## Activity
Below is a listing. Copy each line of it that holds the word "steel".

┌──

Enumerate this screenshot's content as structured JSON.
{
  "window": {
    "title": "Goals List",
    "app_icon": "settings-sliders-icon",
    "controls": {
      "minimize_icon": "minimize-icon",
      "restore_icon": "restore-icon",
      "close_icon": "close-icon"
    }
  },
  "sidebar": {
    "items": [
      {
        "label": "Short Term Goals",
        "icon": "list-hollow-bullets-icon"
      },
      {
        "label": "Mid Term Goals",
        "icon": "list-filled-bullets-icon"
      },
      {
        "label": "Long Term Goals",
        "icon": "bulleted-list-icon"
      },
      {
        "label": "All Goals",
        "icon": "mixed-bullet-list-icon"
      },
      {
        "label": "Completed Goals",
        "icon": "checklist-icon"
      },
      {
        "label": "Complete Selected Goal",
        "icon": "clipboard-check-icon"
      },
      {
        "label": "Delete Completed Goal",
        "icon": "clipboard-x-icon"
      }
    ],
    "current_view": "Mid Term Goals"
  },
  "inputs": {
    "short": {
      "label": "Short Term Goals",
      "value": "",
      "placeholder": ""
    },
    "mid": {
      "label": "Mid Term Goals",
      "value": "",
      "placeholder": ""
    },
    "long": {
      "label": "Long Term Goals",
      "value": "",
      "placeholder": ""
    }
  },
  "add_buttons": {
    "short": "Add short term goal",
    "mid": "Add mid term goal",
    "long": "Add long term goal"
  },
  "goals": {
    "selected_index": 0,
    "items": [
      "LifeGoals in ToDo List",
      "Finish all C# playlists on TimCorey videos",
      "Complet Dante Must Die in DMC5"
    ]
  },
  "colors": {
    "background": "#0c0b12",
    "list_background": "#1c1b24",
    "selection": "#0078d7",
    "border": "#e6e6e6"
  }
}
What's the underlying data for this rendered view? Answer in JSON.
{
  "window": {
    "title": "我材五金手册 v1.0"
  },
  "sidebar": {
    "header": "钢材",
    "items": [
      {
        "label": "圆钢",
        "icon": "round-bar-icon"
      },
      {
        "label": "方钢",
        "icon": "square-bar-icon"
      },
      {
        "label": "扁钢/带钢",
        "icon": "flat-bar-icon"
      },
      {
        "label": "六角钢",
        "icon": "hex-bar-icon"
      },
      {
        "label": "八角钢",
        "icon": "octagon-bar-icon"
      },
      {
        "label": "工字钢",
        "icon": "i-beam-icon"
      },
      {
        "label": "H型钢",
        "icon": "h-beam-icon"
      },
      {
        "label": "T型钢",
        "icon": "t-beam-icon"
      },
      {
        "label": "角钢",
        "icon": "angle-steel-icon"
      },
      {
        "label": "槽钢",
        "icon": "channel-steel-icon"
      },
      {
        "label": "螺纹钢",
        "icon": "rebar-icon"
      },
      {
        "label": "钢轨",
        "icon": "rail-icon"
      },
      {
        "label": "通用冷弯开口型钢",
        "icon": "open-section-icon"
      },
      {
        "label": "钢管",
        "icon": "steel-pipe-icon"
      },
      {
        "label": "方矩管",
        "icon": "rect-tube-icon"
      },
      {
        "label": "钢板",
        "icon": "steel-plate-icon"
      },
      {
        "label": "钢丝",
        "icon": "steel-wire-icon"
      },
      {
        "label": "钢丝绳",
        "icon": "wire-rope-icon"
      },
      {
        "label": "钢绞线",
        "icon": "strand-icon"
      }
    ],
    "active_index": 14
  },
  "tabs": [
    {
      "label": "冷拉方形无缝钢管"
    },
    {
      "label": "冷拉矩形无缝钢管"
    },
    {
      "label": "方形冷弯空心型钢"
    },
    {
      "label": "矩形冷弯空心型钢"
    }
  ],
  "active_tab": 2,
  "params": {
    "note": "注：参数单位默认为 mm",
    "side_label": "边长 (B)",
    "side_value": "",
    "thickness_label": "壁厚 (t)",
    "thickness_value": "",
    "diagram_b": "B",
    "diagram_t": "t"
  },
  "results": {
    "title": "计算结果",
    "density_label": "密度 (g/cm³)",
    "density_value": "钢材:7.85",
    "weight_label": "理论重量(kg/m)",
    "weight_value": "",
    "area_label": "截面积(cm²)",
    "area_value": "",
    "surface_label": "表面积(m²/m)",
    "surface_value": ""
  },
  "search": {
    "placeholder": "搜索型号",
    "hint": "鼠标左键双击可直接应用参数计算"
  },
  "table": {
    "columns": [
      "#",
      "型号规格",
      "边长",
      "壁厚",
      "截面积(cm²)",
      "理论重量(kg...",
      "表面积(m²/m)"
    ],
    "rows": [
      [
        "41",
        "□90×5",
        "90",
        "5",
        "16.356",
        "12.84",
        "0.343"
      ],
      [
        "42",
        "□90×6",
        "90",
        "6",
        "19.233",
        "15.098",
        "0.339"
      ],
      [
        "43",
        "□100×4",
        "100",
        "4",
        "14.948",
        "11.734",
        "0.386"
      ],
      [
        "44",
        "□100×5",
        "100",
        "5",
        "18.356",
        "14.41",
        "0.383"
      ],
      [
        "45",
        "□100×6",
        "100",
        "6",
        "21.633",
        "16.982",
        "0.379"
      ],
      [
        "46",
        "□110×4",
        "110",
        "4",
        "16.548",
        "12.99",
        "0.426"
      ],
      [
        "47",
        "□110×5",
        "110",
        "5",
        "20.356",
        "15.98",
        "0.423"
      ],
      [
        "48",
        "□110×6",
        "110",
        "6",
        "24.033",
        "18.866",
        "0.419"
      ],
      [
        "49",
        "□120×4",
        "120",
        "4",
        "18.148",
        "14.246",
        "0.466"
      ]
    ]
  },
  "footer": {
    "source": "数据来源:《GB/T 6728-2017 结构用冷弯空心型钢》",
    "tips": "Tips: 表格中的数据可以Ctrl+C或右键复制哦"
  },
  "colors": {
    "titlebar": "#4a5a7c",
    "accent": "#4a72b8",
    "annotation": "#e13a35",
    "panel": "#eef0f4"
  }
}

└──

## Exercise output
        "icon": "angle-steel-icon"
        "icon": "channel-steel-icon"
        "icon": "steel-pipe-icon"
        "icon": "steel-plate-icon"
        "icon": "steel-wire-icon"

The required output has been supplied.